And this goes right along with my philosophy when I am teaching, too. I primarily teach fabric design, which has some technology that is required to be able to participate. I have always tried to offer levels of participation when I put together classes for hosting organizations to choose from: a “Photoshop version” and a “free and cheap online software” version. When I first started, there was definitely a bias towards “We must use Photoshop because that is what the professionals use”. But lately, the only version that organizations have been choosing for me to teach is “free and cheap”, which has huge advantages and disadvantages. Photoshop and its siblings are expensive. Absolutely. So using things like PicMonkey and RepperPatterns (two apps I use a lot) brings that cost down a lot for students and does make it more accessible in some ways. But the trade off is that PicMonkey is not Photoshop. I can *almost* do all of the same things in both programs; I’ve worked hard to figure that out. But only *almost*. The way you do it in PicMonkey might involve a few more steps and a little ear-nose-elbow kind of manipulation to get you there and there are some things you just can’t do. Which students find really frustrating and they let me know that.
I’m trying to make a commitment this year to myself to get some online classes done, turning the Spoonflower Master Class that I have been teaching into an online version, so more people are able to participate. That’s really important to me. I want more of you to be making art right alongside me, not just the people who can afford to fly somewhere for a weekend. The online class will cost a lot less (because I can take out all of the travel/hosting/hospitality costs of doing the class in a physical space) but I go back and forth about how I teach it. Do I choose the “pro” version and make it so you have to have Photoshop/Illustrator? or the “free and cheap” version so maybe I can reduce that financial barrier. (And no I can’t put both in one class.) I can’t decide. And I know I will get criticism both ways. It’s something I need to think about some more. And talk to some more smart people.

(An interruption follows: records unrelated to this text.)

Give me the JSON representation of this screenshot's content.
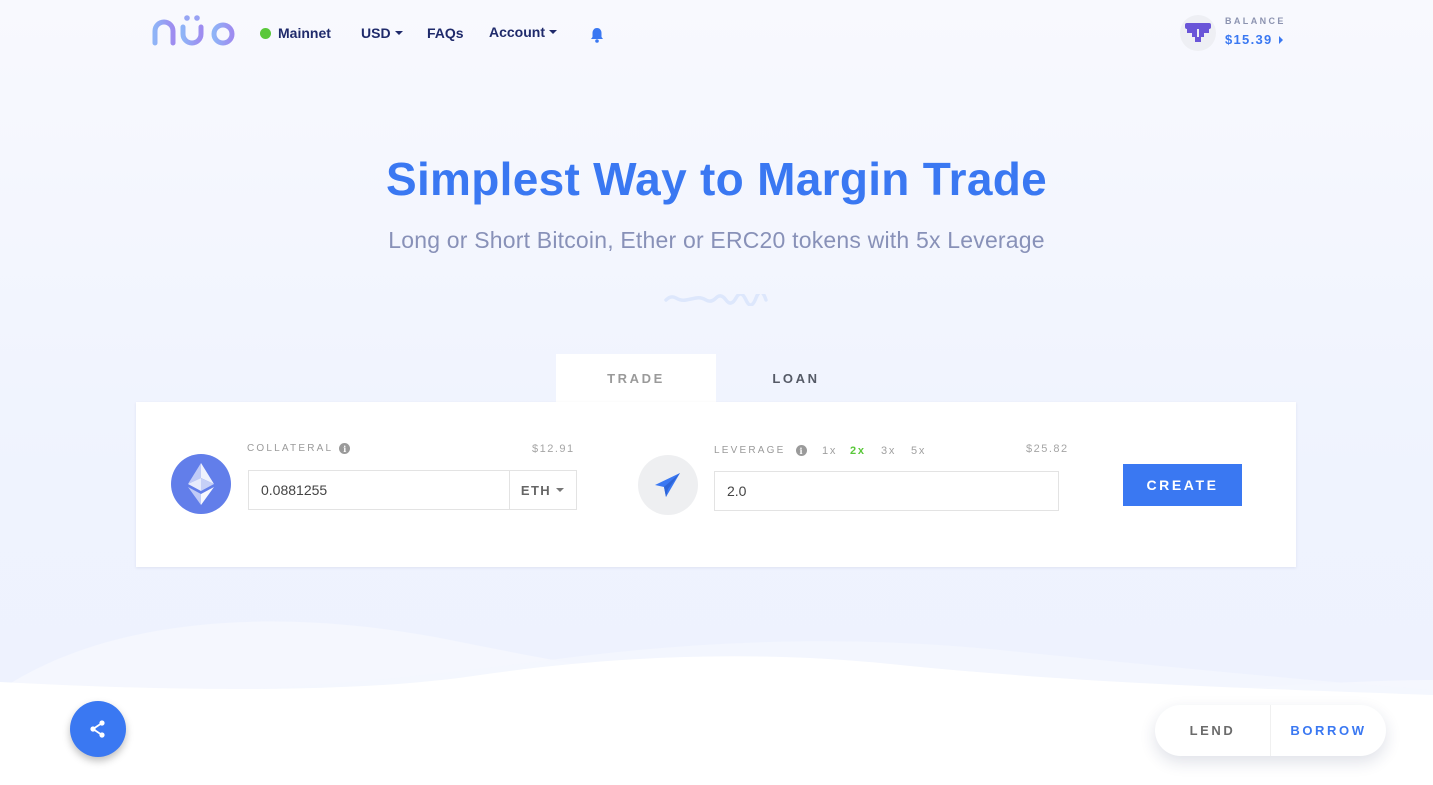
{
  "header": {
    "logo_text": "nuo",
    "network": {
      "label": "Mainnet",
      "status_color": "#5ac83a"
    },
    "currency": {
      "label": "USD"
    },
    "faqs_label": "FAQs",
    "account_label": "Account",
    "balance": {
      "label": "BALANCE",
      "value": "$15.39"
    }
  },
  "hero": {
    "title": "Simplest Way to Margin Trade",
    "subtitle": "Long or Short Bitcoin, Ether or ERC20 tokens with 5x Leverage"
  },
  "tabs": [
    {
      "label": "TRADE",
      "active": true
    },
    {
      "label": "LOAN",
      "active": false
    }
  ],
  "trade_form": {
    "collateral": {
      "label": "COLLATERAL",
      "info_icon": "i",
      "usd_value": "$12.91",
      "amount": "0.0881255",
      "token": "ETH"
    },
    "leverage": {
      "label": "LEVERAGE",
      "info_icon": "i",
      "options": [
        "1x",
        "2x",
        "3x",
        "5x"
      ],
      "selected": "2x",
      "usd_value": "$25.82",
      "value": "2.0"
    },
    "create_label": "CREATE"
  },
  "bottom_toggle": {
    "lend_label": "LEND",
    "borrow_label": "BORROW",
    "active": "BORROW"
  },
  "colors": {
    "accent": "#3a78f2",
    "success": "#5ac83a",
    "eth": "#627eea",
    "nav_text": "#1f2a6b"
  }
}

What are your thoughts? How can we as artists (and aspiring artists) help organizations be more accessible with these kinds of opportunities and get away from the pay-to-play model? What can we do to help make that happen?